Down to the last line, restate the records below word for word, dropping every image.

(Beginning of DATA SUPPLIED)

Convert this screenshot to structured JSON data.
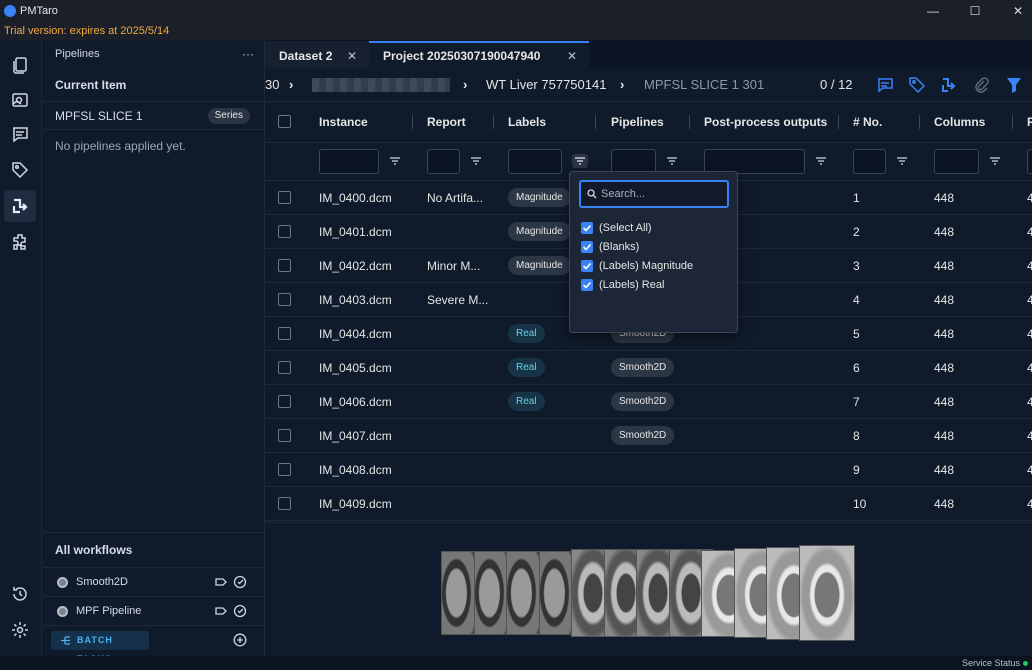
{
  "window": {
    "app_title": "PMTaro",
    "minimize": "—",
    "maximize": "☐",
    "close": "✕"
  },
  "trial": {
    "text": "Trial version: expires at 2025/5/14"
  },
  "rail": {
    "icons": [
      "documents-icon",
      "image-viewer-icon",
      "comments-icon",
      "tags-icon",
      "pipelines-icon",
      "plugins-icon",
      "history-icon",
      "settings-icon"
    ],
    "active": "pipelines-icon"
  },
  "left_panel": {
    "header": "Pipelines",
    "more": "···",
    "current_item_label": "Current Item",
    "item_name": "MPFSL SLICE 1",
    "item_badge": "Series",
    "empty_text": "No pipelines applied yet.",
    "workflows_title": "All workflows",
    "workflows": [
      {
        "name": "Smooth2D"
      },
      {
        "name": "MPF Pipeline"
      }
    ],
    "batch_label": "BATCH TASKS"
  },
  "tabs": [
    {
      "label": "Dataset 2",
      "active": false
    },
    {
      "label": "Project 20250307190047940",
      "active": true
    }
  ],
  "breadcrumb": {
    "partial": "30",
    "item2": "WT Liver 757750141",
    "item3": "MPFSL SLICE 1 301",
    "counter": "0 / 12"
  },
  "colors": {
    "accent": "#3b82f6",
    "real_chip_text": "#6ad0e8",
    "trial_text": "#f2a93b",
    "status_ok": "#22c55e"
  },
  "grid": {
    "columns": [
      "Instance",
      "Report",
      "Labels",
      "Pipelines",
      "Post-process outputs",
      "# No.",
      "Columns",
      "R"
    ],
    "rows": [
      {
        "instance": "IM_0400.dcm",
        "report": "No Artifa...",
        "label": "Magnitude",
        "pipeline": "",
        "no": "1",
        "columns": "448",
        "r": "4"
      },
      {
        "instance": "IM_0401.dcm",
        "report": "",
        "label": "Magnitude",
        "pipeline": "",
        "no": "2",
        "columns": "448",
        "r": "4"
      },
      {
        "instance": "IM_0402.dcm",
        "report": "Minor M...",
        "label": "Magnitude",
        "pipeline": "",
        "no": "3",
        "columns": "448",
        "r": "4"
      },
      {
        "instance": "IM_0403.dcm",
        "report": "Severe M...",
        "label": "",
        "pipeline": "",
        "no": "4",
        "columns": "448",
        "r": "4"
      },
      {
        "instance": "IM_0404.dcm",
        "report": "",
        "label": "Real",
        "pipeline": "Smooth2D",
        "no": "5",
        "columns": "448",
        "r": "4"
      },
      {
        "instance": "IM_0405.dcm",
        "report": "",
        "label": "Real",
        "pipeline": "Smooth2D",
        "no": "6",
        "columns": "448",
        "r": "4"
      },
      {
        "instance": "IM_0406.dcm",
        "report": "",
        "label": "Real",
        "pipeline": "Smooth2D",
        "no": "7",
        "columns": "448",
        "r": "4"
      },
      {
        "instance": "IM_0407.dcm",
        "report": "",
        "label": "",
        "pipeline": "Smooth2D",
        "no": "8",
        "columns": "448",
        "r": "4"
      },
      {
        "instance": "IM_0408.dcm",
        "report": "",
        "label": "",
        "pipeline": "",
        "no": "9",
        "columns": "448",
        "r": "4"
      },
      {
        "instance": "IM_0409.dcm",
        "report": "",
        "label": "",
        "pipeline": "",
        "no": "10",
        "columns": "448",
        "r": "4"
      }
    ]
  },
  "filter_popup": {
    "search_placeholder": "Search...",
    "options": [
      {
        "label": "(Select All)",
        "checked": true
      },
      {
        "label": "(Blanks)",
        "checked": true
      },
      {
        "label": "(Labels) Magnitude",
        "checked": true
      },
      {
        "label": "(Labels) Real",
        "checked": true
      }
    ]
  },
  "status": {
    "text": "Service Status"
  }
}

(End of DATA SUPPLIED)

[SOLUTION TO THIS EXERCISE]:
Convert this screenshot to structured JSON data.
{
  "window": {
    "app_title": "PMTaro",
    "minimize": "—",
    "maximize": "☐",
    "close": "✕"
  },
  "trial": {
    "text": "Trial version: expires at 2025/5/14"
  },
  "rail": {
    "icons": [
      "documents-icon",
      "image-viewer-icon",
      "comments-icon",
      "tags-icon",
      "pipelines-icon",
      "plugins-icon",
      "history-icon",
      "settings-icon"
    ],
    "active": "pipelines-icon"
  },
  "left_panel": {
    "header": "Pipelines",
    "more": "···",
    "current_item_label": "Current Item",
    "item_name": "MPFSL SLICE 1",
    "item_badge": "Series",
    "empty_text": "No pipelines applied yet.",
    "workflows_title": "All workflows",
    "workflows": [
      {
        "name": "Smooth2D"
      },
      {
        "name": "MPF Pipeline"
      }
    ],
    "batch_label": "BATCH TASKS"
  },
  "tabs": [
    {
      "label": "Dataset 2",
      "active": false
    },
    {
      "label": "Project 20250307190047940",
      "active": true
    }
  ],
  "breadcrumb": {
    "partial": "30",
    "item2": "WT Liver 757750141",
    "item3": "MPFSL SLICE 1 301",
    "counter": "0 / 12"
  },
  "colors": {
    "accent": "#3b82f6",
    "real_chip_text": "#6ad0e8",
    "trial_text": "#f2a93b",
    "status_ok": "#22c55e"
  },
  "grid": {
    "columns": [
      "Instance",
      "Report",
      "Labels",
      "Pipelines",
      "Post-process outputs",
      "# No.",
      "Columns",
      "R"
    ],
    "rows": [
      {
        "instance": "IM_0400.dcm",
        "report": "No Artifa...",
        "label": "Magnitude",
        "pipeline": "",
        "no": "1",
        "columns": "448",
        "r": "4"
      },
      {
        "instance": "IM_0401.dcm",
        "report": "",
        "label": "Magnitude",
        "pipeline": "",
        "no": "2",
        "columns": "448",
        "r": "4"
      },
      {
        "instance": "IM_0402.dcm",
        "report": "Minor M...",
        "label": "Magnitude",
        "pipeline": "",
        "no": "3",
        "columns": "448",
        "r": "4"
      },
      {
        "instance": "IM_0403.dcm",
        "report": "Severe M...",
        "label": "",
        "pipeline": "",
        "no": "4",
        "columns": "448",
        "r": "4"
      },
      {
        "instance": "IM_0404.dcm",
        "report": "",
        "label": "Real",
        "pipeline": "Smooth2D",
        "no": "5",
        "columns": "448",
        "r": "4"
      },
      {
        "instance": "IM_0405.dcm",
        "report": "",
        "label": "Real",
        "pipeline": "Smooth2D",
        "no": "6",
        "columns": "448",
        "r": "4"
      },
      {
        "instance": "IM_0406.dcm",
        "report": "",
        "label": "Real",
        "pipeline": "Smooth2D",
        "no": "7",
        "columns": "448",
        "r": "4"
      },
      {
        "instance": "IM_0407.dcm",
        "report": "",
        "label": "",
        "pipeline": "Smooth2D",
        "no": "8",
        "columns": "448",
        "r": "4"
      },
      {
        "instance": "IM_0408.dcm",
        "report": "",
        "label": "",
        "pipeline": "",
        "no": "9",
        "columns": "448",
        "r": "4"
      },
      {
        "instance": "IM_0409.dcm",
        "report": "",
        "label": "",
        "pipeline": "",
        "no": "10",
        "columns": "448",
        "r": "4"
      }
    ]
  },
  "filter_popup": {
    "search_placeholder": "Search...",
    "options": [
      {
        "label": "(Select All)",
        "checked": true
      },
      {
        "label": "(Blanks)",
        "checked": true
      },
      {
        "label": "(Labels) Magnitude",
        "checked": true
      },
      {
        "label": "(Labels) Real",
        "checked": true
      }
    ]
  },
  "status": {
    "text": "Service Status"
  }
}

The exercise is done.